I don’t know what the bigger job was, making the wooden wall for the second floor, or getting the timber up to the building sight. Our street was made hundreds of years ago when the only way of transport was a donkey or in the case of being rich and noble, a horse. Even though the Templar Knights were thinking big, they never could have imagined huge trucks, cranes and bulldozers. I had to go and pick up the wood myself at my supplier and it took 4 rides with my (Iveco) van to get from ...
It’s that time of year once again. The 2nd Annual Whirligig Wars event is approaching! Woodworkers around the globe are beginning to construct their whimsical whirligigs with the hope of winning one of the great prizes this year. Whirligig Wars came to life last year when woodworkers across the globe battled it out and waged a war in wood. Due to it’s success Whirligig Wars has gained recognition from woodworkers and woodworking enthusiasts across the globe. In the Summer...
Ok, so I got a little distracted with getting my hand plane assortment ready for work. I still have a couple more to go and another on the way but as it sits now I have a fully functional selection of old Stanleys that should get me wherever I need to go with them. Now as I sit here preparing to cut my first ever dovetails (seriously have never done this before) I need to get my saws in order. I have been putting off sharpening these for a while now and it is time I gave them some a...
Quartersawn oak blanks are cut to 14” long and 1 5/8” thick. The upper crest rails are 3” wide and the lower rails are 2 ½” wide. I chose to construct the chair with floating tenons so that I could mill and cut all of the rails to the exact same length. A bench-top mortising machine is used to make the mortises for the upper and lower crest rails. The 3/8” chisel is set exactly parallel to the machine’s fence, then an auxiliary fence is installed and shimmed to the proper angle required. Sto...

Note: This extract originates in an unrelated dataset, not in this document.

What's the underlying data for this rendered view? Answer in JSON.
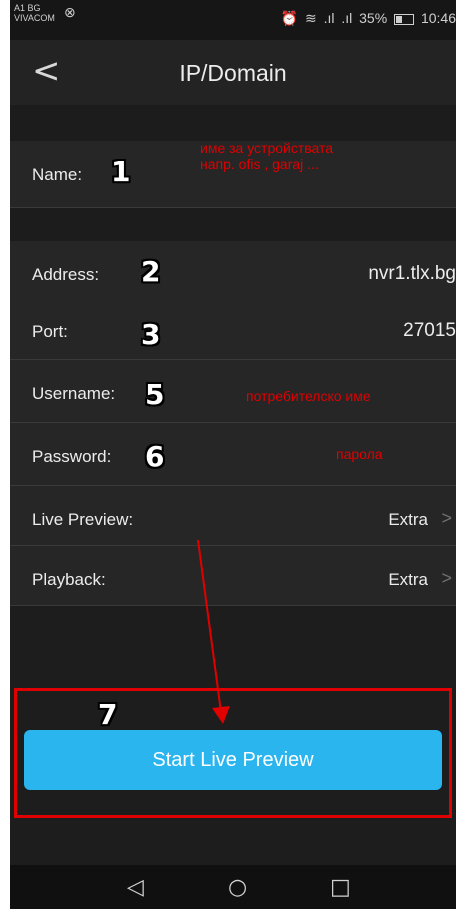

A friend at my church made me an offer: ”I’ll give you some wood if you’ll build something with it for the youth auction at the church” He made the offer several weeks ago, but I didn’t get around to picking up the wood until last Sunday! That gives me just under 4 weeks to take the wood, figure out a project, build it and finish it. That should be plenty of time, but my projects typically take months or years ! After pondering my choices, I picked these...
The transformation from rough swan lumber into finished moldings. With a few tips and tricks a long the way. and part two
A few weeks have passed since i initially glued up the counter tops. Now it was time to start building the base and tying the cabinets together. My dad offered to come over for a day and help with anything i needed and i couldn’t say no to that! We planed and ripped all the boards to give it a new fresh edge and dress things up a little. First we attached a cleat to each side of the cabinet and used some lag bolts for a secure hold.We initially thought about using plywood to tether ...
The weekend of the 16th my dad and uncle came through as we all were heading up to the Twin Cities to hang out with my brother for weekend and take on a Timber wolves game. The timing was pretty much perfect and I had them help me glue up the 3/4” industrial grade particle board. The counter top on the left was glued up at 8’ and the right side was 4’ long, both 30.5” wide . I didn’t use any clamps, just screws about every foot along the sides and then down th...
I have taken the handle off the saw, hit it with a wire brush to remove any loose rust, and coated it with Navel Jelly. This is the first time I have used it and I have to say I like it alot. I have to give the saw one more coat to remove any stubborn rust left. Then I will start wet sanding it. Thanks for looking and please leave a comment with any advice you my have since this is my first saw rehab. Thanks again.
I picked up a Stanley Miter Box no. 346 at a swap meet this past weekend for $15. As you can see it is in pretty bad shape. The saw blade is completely rusted, the handle is in good shape. I can see some markings on the blade but cannot make them out. I will be taking the saw apart and coating it with Navel Jelly to remove the rust. I will be leaving the handle as is, I like the look. More to follow.
- My Journey As A Scroll Saw Pattern Designer - 1265 parts
- Extremely Average - 324 parts
- Workshop Development - 95 parts
- A journey into the workshop. - 88 parts
- Daily Update - 87 parts
- Just for Fun... - 82 parts
- "Hobbit Holes in MyWorld" --by RusticWoodArt - 77 parts
- As The Lathe Turns - 75 parts
- WoodWriting Haiku Thursday's --by RusticWoodArt - 74 parts
- The Craftsman's Path - 67 parts
- Sheila Landry (scrollgirl) - 1287 entries
- frank - 417 entries
- degoose - 388 entries
- dbhost - 370 entries
- Ecocandle - 325 entries
- MsDebbieP - 311 entries
- Karson - 301 entries
- Martin Sojka - 297 entries
- William - 257 entries
- Betsy - 221 entries
- mafe - 216 entries
- Stevinmarin - 212 entries
- Gary Fixler - 204 entries
- Todd A. Clippinger - 187 entries
- Rustic - 184 entries
- Chris Davis - 183 entries
- shipwright - 168 entries
- PurpLev - 163 entries
- BritBoxmaker - 161 entries
- stefang - 148 entries